◆ **Work request**:
In the entries that follow, which lines hold the string "author"? List them.

◆ **Source information**:

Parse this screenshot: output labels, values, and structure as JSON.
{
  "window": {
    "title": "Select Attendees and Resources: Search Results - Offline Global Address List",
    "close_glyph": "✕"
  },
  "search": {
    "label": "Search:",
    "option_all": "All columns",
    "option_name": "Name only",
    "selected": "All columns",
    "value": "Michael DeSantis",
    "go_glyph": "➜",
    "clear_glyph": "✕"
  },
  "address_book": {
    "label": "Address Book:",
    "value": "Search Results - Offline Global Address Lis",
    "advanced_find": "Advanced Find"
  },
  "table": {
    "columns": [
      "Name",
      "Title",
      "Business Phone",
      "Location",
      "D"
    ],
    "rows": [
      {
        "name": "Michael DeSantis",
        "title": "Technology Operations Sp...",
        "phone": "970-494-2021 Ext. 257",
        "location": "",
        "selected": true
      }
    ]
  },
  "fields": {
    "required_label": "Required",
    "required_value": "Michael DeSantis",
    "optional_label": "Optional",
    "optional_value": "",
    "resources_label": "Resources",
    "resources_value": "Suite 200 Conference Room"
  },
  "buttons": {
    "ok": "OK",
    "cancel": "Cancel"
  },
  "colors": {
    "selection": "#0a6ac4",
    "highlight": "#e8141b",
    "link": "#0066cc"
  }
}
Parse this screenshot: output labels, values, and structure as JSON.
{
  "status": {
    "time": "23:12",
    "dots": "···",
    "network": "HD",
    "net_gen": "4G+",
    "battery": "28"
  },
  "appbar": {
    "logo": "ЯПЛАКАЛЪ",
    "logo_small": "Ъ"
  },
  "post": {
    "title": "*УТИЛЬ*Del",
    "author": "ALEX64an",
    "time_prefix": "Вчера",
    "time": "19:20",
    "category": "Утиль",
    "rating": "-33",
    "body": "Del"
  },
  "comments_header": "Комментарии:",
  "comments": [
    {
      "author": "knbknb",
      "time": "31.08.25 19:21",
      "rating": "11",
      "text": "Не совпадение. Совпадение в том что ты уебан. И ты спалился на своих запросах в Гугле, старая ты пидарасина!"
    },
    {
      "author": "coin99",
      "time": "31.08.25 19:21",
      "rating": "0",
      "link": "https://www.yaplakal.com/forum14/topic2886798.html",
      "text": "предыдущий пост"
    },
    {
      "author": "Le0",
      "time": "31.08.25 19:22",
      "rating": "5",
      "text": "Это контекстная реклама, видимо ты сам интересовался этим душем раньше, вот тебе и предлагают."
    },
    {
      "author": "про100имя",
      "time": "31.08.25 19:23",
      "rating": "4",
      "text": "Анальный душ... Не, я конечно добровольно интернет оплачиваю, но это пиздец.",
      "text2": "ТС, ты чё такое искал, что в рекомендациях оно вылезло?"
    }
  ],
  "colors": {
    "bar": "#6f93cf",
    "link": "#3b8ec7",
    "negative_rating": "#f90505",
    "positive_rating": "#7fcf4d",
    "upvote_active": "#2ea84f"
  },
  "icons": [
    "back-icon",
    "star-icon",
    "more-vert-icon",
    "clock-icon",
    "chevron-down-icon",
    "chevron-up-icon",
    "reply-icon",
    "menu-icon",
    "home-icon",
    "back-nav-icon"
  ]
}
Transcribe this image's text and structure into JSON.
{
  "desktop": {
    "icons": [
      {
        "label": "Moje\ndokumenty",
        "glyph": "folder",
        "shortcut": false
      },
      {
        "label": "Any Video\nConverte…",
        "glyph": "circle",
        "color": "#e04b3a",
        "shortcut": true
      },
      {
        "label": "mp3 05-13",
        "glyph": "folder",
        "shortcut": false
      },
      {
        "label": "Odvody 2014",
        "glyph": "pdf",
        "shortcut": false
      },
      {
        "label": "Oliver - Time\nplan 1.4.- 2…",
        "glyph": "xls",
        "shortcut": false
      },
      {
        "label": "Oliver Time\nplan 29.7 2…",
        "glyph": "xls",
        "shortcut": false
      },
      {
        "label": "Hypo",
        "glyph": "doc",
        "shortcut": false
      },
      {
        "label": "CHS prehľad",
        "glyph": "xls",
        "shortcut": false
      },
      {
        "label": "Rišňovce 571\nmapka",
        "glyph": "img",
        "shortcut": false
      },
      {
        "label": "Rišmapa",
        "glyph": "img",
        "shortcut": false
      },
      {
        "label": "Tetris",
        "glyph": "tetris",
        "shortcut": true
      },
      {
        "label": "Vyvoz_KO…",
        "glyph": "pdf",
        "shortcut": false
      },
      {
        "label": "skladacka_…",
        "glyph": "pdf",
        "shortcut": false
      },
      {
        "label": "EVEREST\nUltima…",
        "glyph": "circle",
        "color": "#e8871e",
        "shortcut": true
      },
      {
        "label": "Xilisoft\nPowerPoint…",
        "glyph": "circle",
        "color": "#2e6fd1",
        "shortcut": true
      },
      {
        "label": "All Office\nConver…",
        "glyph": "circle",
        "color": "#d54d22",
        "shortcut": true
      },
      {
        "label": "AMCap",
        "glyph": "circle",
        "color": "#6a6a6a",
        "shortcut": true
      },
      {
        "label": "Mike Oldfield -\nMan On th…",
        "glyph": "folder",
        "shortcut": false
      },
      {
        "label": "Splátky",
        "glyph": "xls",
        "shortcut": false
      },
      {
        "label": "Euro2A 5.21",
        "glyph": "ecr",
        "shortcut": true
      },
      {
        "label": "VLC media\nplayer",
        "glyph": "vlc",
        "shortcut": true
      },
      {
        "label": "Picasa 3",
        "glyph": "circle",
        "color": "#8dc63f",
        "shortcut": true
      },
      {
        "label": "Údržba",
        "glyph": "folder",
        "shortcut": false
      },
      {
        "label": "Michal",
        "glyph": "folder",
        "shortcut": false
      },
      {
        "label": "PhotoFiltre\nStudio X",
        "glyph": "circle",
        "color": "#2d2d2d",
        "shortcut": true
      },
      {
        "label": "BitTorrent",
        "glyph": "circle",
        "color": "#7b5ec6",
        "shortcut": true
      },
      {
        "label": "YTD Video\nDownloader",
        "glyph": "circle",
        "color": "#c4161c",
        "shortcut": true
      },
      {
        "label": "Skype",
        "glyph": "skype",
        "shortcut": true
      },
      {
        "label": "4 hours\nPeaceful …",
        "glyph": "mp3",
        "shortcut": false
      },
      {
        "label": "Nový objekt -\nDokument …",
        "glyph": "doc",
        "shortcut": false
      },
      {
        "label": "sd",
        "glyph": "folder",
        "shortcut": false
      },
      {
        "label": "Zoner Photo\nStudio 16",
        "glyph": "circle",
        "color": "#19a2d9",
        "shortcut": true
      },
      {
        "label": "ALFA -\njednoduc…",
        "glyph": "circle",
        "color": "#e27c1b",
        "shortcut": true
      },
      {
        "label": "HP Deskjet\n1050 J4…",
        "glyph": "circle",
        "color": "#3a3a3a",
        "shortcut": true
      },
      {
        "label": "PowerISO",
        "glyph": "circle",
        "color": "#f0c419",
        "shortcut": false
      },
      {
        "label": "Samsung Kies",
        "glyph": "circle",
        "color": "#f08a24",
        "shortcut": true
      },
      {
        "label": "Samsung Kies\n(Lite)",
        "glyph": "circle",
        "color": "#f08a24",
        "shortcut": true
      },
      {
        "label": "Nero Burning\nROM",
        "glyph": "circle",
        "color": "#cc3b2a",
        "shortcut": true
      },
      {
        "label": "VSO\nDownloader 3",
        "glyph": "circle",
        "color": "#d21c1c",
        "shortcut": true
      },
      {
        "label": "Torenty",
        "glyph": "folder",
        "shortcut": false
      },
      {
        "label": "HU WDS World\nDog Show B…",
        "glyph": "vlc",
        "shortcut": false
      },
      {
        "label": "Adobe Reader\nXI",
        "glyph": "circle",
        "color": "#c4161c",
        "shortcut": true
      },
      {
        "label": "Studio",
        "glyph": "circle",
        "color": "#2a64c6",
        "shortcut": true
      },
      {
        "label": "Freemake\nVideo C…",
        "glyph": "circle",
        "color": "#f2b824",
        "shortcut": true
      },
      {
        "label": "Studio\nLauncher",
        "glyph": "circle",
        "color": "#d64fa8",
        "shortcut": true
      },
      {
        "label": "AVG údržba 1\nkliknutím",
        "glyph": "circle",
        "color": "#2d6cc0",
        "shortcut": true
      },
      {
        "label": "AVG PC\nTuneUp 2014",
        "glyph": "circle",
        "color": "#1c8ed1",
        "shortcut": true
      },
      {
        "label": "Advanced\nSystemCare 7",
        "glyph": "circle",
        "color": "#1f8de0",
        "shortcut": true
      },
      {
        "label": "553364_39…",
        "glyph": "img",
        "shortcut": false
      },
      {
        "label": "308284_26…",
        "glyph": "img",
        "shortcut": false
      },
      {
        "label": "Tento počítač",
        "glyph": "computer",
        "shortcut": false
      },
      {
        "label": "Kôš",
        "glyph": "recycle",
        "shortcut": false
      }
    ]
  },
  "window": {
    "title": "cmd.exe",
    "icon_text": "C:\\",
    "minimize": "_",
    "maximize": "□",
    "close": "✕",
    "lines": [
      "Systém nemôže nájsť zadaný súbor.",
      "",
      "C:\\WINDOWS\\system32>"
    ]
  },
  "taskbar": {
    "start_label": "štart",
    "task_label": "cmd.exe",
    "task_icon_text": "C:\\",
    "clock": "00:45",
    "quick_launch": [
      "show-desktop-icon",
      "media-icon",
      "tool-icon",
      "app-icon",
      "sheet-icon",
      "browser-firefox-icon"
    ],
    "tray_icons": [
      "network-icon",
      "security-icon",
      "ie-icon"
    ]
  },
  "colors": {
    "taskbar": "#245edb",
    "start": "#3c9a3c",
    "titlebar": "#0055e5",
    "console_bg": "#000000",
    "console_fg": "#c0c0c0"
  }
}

◆ **Task response**:
    "author": "ALEX64an",
      "author": "knbknb",
      "author": "coin99",
      "author": "Le0",
      "author": "про100имя",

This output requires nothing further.